*** RECORDS FOR PROCESSING Section Begins ***
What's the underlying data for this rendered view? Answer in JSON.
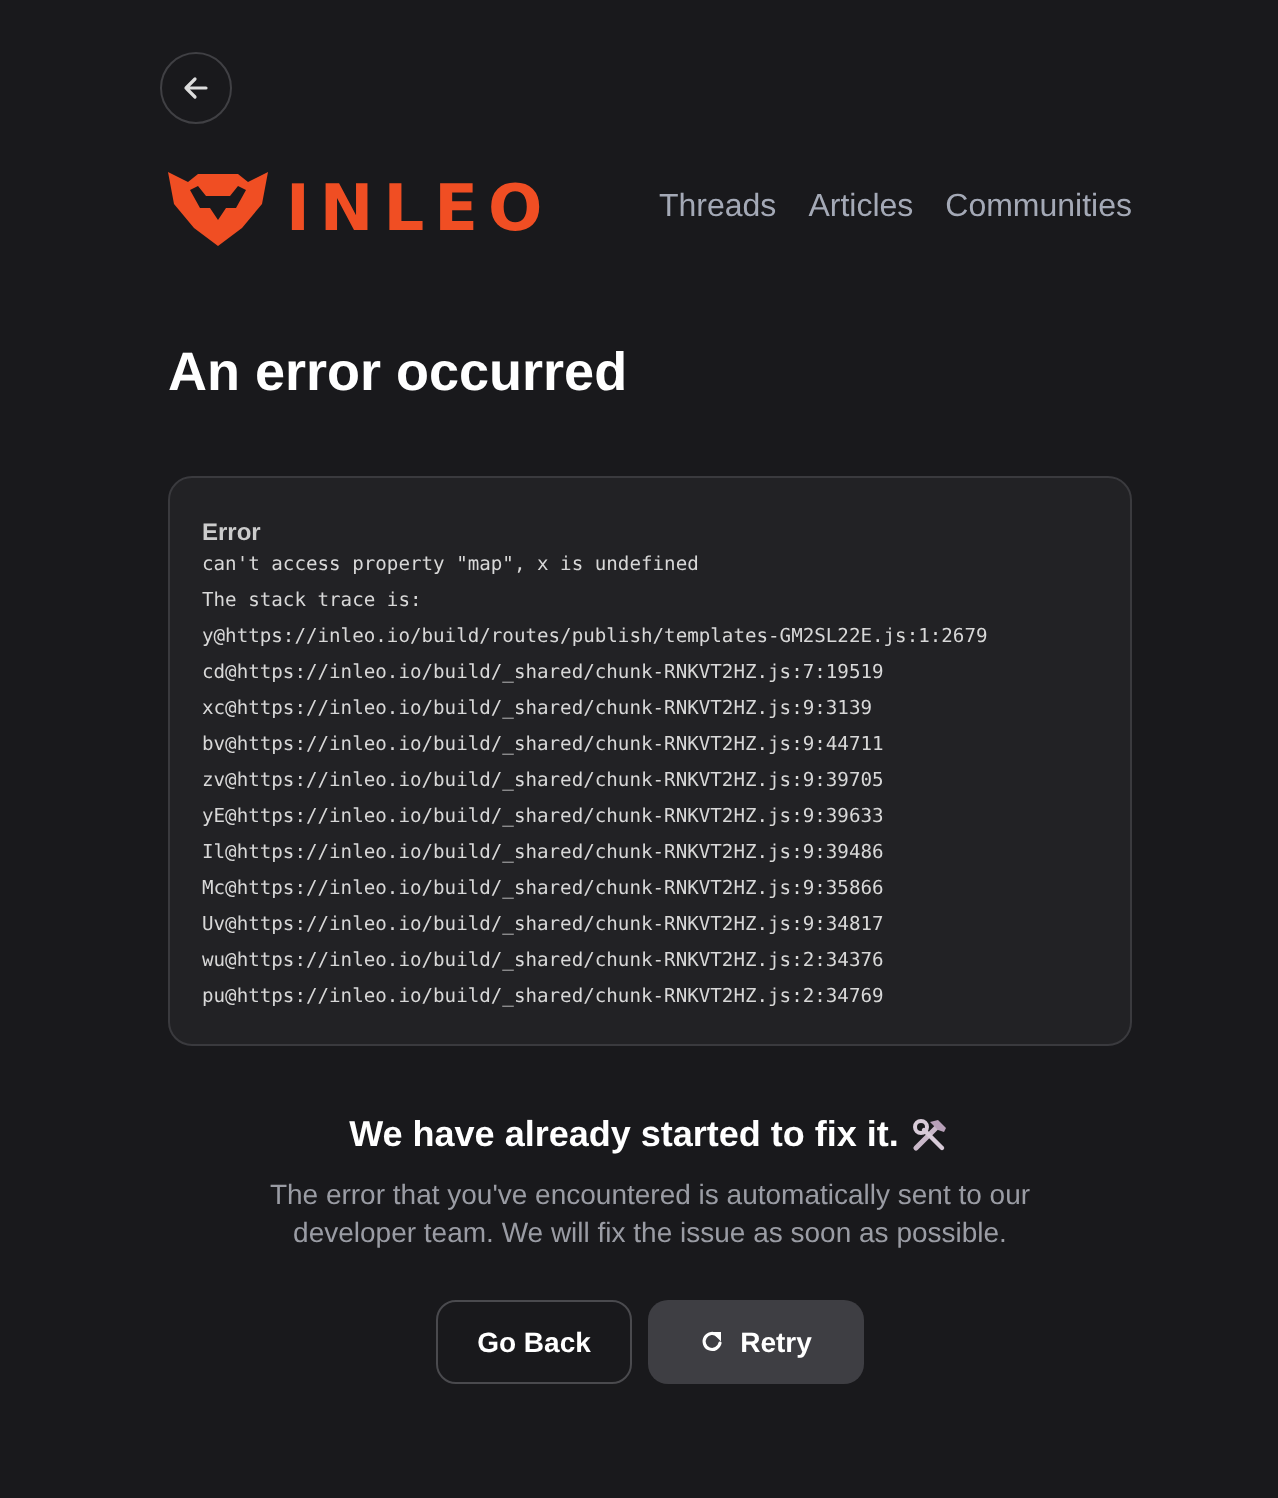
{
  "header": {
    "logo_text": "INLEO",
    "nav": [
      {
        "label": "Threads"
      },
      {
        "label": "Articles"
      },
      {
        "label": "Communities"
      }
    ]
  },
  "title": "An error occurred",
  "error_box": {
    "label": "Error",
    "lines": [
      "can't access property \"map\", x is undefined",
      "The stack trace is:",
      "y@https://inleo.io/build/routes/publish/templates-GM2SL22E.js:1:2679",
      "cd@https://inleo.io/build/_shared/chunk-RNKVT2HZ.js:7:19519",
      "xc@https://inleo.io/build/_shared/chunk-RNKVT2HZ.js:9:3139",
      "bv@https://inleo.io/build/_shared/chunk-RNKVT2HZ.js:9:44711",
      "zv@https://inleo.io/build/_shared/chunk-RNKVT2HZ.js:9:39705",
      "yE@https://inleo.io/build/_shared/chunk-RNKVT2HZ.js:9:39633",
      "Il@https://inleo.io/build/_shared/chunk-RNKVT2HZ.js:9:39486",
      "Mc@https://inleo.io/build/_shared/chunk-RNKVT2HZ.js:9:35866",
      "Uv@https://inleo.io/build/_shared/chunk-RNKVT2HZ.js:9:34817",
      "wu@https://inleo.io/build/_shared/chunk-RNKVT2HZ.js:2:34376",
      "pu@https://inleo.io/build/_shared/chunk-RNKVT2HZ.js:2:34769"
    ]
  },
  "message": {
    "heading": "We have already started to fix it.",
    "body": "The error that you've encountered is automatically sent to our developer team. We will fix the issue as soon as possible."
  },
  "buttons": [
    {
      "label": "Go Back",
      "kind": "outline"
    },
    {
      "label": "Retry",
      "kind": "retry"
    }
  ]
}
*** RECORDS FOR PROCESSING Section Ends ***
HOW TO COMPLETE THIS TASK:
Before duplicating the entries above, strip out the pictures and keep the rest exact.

SOLUTION FOR THIS PROBLEM:
What's the underlying data for this rendered view? Answer in JSON.
{
  "header": {
    "logo_text": "INLEO",
    "nav": [
      {
        "label": "Threads"
      },
      {
        "label": "Articles"
      },
      {
        "label": "Communities"
      }
    ]
  },
  "title": "An error occurred",
  "error_box": {
    "label": "Error",
    "lines": [
      "can't access property \"map\", x is undefined",
      "The stack trace is:",
      "y@https://inleo.io/build/routes/publish/templates-GM2SL22E.js:1:2679",
      "cd@https://inleo.io/build/_shared/chunk-RNKVT2HZ.js:7:19519",
      "xc@https://inleo.io/build/_shared/chunk-RNKVT2HZ.js:9:3139",
      "bv@https://inleo.io/build/_shared/chunk-RNKVT2HZ.js:9:44711",
      "zv@https://inleo.io/build/_shared/chunk-RNKVT2HZ.js:9:39705",
      "yE@https://inleo.io/build/_shared/chunk-RNKVT2HZ.js:9:39633",
      "Il@https://inleo.io/build/_shared/chunk-RNKVT2HZ.js:9:39486",
      "Mc@https://inleo.io/build/_shared/chunk-RNKVT2HZ.js:9:35866",
      "Uv@https://inleo.io/build/_shared/chunk-RNKVT2HZ.js:9:34817",
      "wu@https://inleo.io/build/_shared/chunk-RNKVT2HZ.js:2:34376",
      "pu@https://inleo.io/build/_shared/chunk-RNKVT2HZ.js:2:34769"
    ]
  },
  "message": {
    "heading": "We have already started to fix it.",
    "body": "The error that you've encountered is automatically sent to our developer team. We will fix the issue as soon as possible."
  },
  "buttons": [
    {
      "label": "Go Back",
      "kind": "outline"
    },
    {
      "label": "Retry",
      "kind": "retry"
    }
  ]
}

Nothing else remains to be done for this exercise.